Once you find the line with "Convert this screenshot", output it and every line after it exactly, through the last line of the listing, but no pictures.

*** Opening of SOURCE RECORDS ***

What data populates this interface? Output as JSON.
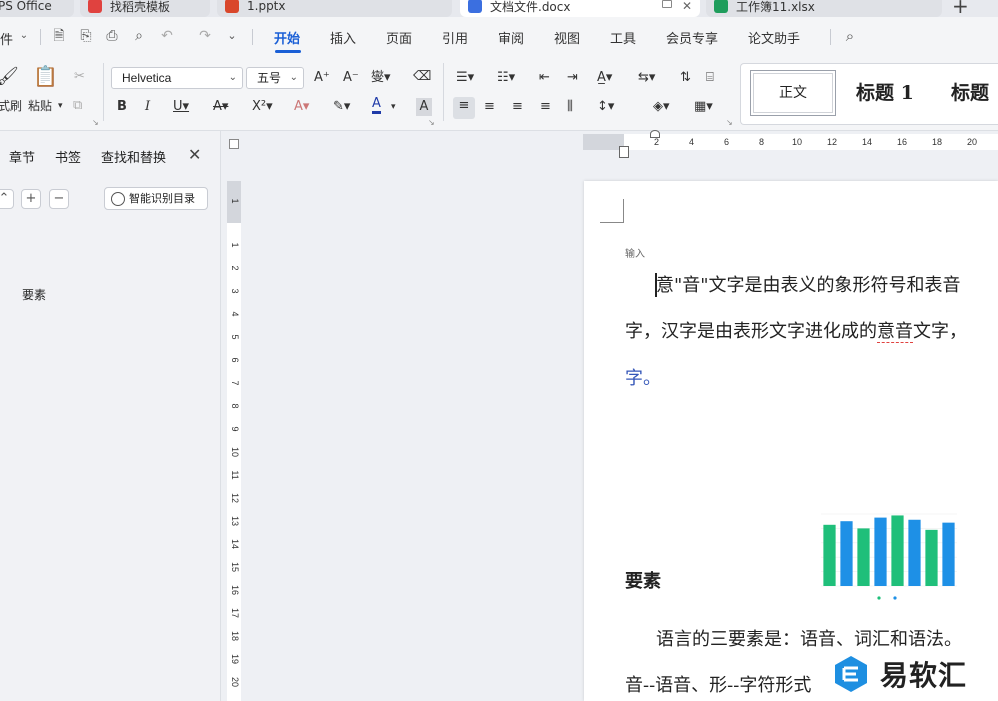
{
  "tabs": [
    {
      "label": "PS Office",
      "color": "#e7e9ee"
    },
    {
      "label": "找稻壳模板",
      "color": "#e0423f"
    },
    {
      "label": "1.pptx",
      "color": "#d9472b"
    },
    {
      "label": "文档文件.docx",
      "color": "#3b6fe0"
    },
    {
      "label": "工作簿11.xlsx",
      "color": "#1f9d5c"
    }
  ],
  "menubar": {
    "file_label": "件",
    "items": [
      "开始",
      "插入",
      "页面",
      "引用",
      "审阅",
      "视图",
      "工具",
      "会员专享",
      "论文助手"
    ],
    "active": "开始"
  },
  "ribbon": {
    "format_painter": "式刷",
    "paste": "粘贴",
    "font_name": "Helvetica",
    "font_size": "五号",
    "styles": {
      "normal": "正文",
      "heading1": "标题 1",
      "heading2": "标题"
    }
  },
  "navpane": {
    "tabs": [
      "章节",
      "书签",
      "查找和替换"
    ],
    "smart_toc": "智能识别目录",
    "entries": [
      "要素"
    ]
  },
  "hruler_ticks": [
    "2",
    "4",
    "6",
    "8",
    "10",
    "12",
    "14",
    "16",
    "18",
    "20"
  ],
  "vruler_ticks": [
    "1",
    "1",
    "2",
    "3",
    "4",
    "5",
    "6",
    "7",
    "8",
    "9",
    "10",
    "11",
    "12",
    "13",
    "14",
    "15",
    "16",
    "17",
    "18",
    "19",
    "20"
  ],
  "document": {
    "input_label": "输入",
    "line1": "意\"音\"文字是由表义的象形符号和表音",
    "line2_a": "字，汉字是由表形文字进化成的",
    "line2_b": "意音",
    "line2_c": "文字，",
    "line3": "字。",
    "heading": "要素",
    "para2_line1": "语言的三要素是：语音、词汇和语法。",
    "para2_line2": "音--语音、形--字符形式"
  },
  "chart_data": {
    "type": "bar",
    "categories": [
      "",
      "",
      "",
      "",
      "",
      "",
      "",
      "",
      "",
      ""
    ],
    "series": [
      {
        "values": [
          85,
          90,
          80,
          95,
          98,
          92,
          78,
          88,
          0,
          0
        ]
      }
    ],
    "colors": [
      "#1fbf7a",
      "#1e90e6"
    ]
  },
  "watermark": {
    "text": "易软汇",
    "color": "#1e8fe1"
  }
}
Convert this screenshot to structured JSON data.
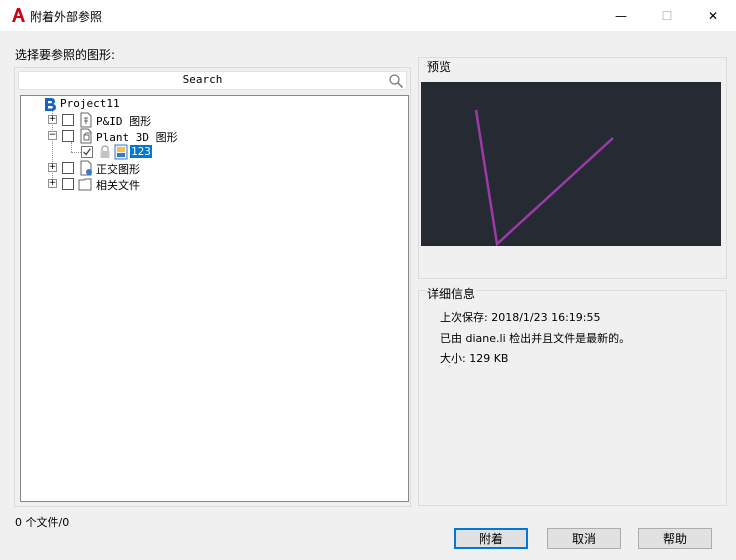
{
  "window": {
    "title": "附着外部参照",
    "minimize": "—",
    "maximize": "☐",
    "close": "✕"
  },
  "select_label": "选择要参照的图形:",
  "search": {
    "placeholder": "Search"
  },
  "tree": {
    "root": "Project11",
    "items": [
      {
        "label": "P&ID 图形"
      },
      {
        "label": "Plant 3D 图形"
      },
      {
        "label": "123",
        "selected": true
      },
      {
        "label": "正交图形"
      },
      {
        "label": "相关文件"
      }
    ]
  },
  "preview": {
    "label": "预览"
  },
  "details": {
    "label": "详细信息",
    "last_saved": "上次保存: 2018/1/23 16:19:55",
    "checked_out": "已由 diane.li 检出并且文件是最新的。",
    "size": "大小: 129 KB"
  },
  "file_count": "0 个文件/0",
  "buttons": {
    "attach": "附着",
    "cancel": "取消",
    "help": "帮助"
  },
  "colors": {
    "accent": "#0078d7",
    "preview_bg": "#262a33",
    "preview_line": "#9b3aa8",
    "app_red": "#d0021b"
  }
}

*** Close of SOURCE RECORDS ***

• [RESULT OF THE EXERCISE]:
Convert this screenshot to structured JSON data.
{
  "window": {
    "title": "附着外部参照",
    "minimize": "—",
    "maximize": "☐",
    "close": "✕"
  },
  "select_label": "选择要参照的图形:",
  "search": {
    "placeholder": "Search"
  },
  "tree": {
    "root": "Project11",
    "items": [
      {
        "label": "P&ID 图形"
      },
      {
        "label": "Plant 3D 图形"
      },
      {
        "label": "123",
        "selected": true
      },
      {
        "label": "正交图形"
      },
      {
        "label": "相关文件"
      }
    ]
  },
  "preview": {
    "label": "预览"
  },
  "details": {
    "label": "详细信息",
    "last_saved": "上次保存: 2018/1/23 16:19:55",
    "checked_out": "已由 diane.li 检出并且文件是最新的。",
    "size": "大小: 129 KB"
  },
  "file_count": "0 个文件/0",
  "buttons": {
    "attach": "附着",
    "cancel": "取消",
    "help": "帮助"
  },
  "colors": {
    "accent": "#0078d7",
    "preview_bg": "#262a33",
    "preview_line": "#9b3aa8",
    "app_red": "#d0021b"
  }
}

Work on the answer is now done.